Since 2016, both the Biden and the Trump administration have placed a renewed focus on “Buy America” priorities and other domestic preferences, drastically changing the way government agencies procure supplies and construction materials. The Buy American Act (BAA) – the most common of these country of origin requirements – generally requires the U.S. government to purchase domestic-origin supplies and construction materials unless an exception applies or waivers are granted. But determining whether a product qualifies under the Buy American Act or whether a waiver is available poses complex factual and legal questions.
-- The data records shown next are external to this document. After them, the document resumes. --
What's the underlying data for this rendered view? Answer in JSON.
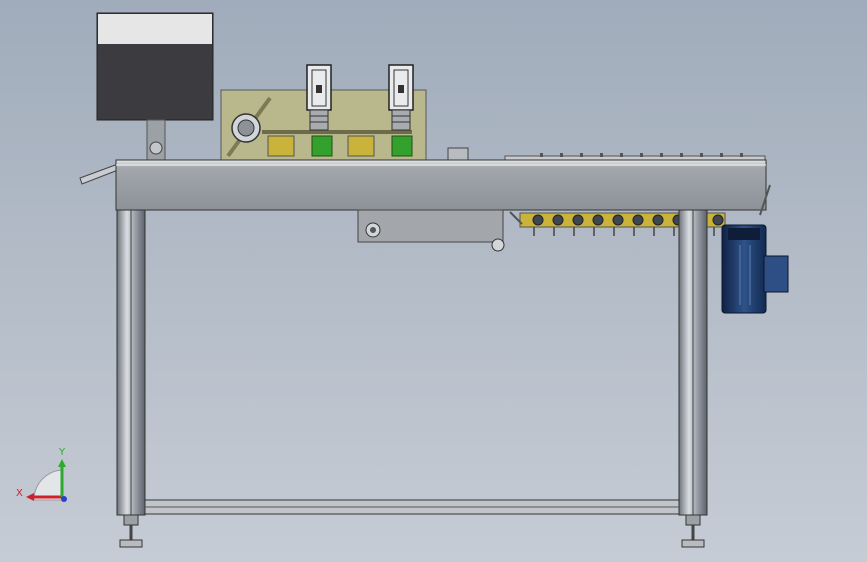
{
  "viewport": {
    "background_top": "#a0acbb",
    "background_bottom": "#c6ccd5"
  },
  "model": {
    "frame_color": "#8a9099",
    "table_top_color": "#9fa3a8",
    "panel_color": "#b9b98a",
    "screen_top_color": "#e6e6e6",
    "screen_bottom_color": "#3b3b40",
    "motor_color": "#1f3c6b",
    "accent_green": "#35a12d",
    "accent_yellow": "#c9b33a"
  },
  "triad": {
    "x_label": "X",
    "y_label": "Y",
    "x_color": "#d0202a",
    "y_color": "#2fa82f",
    "z_color": "#2a3fd0",
    "x_icon": "x-axis-arrow-icon",
    "y_icon": "y-axis-arrow-icon",
    "z_icon": "z-axis-dot-icon"
  }
}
In Part 1 of this 9-part series, the Sheppard Mullin Supply Chain Management Team discusses the Buy American Act, the implementing regulations at FAR Subpart 25.1 and 25.2, and recent changes to the regulations.
In this session, we will cover:
- The fundamentals of Buy American Act compliance;
- What it means to “manufacture” a product under the Buy American Act;
- How the Buy American Act interacts with other country of origin requirements;
- Impacts of recent changes to the Buy American Act implementing regulations;
- Common pitfalls with Buy American Act compliance, and best practices to mitigate potential false certifications.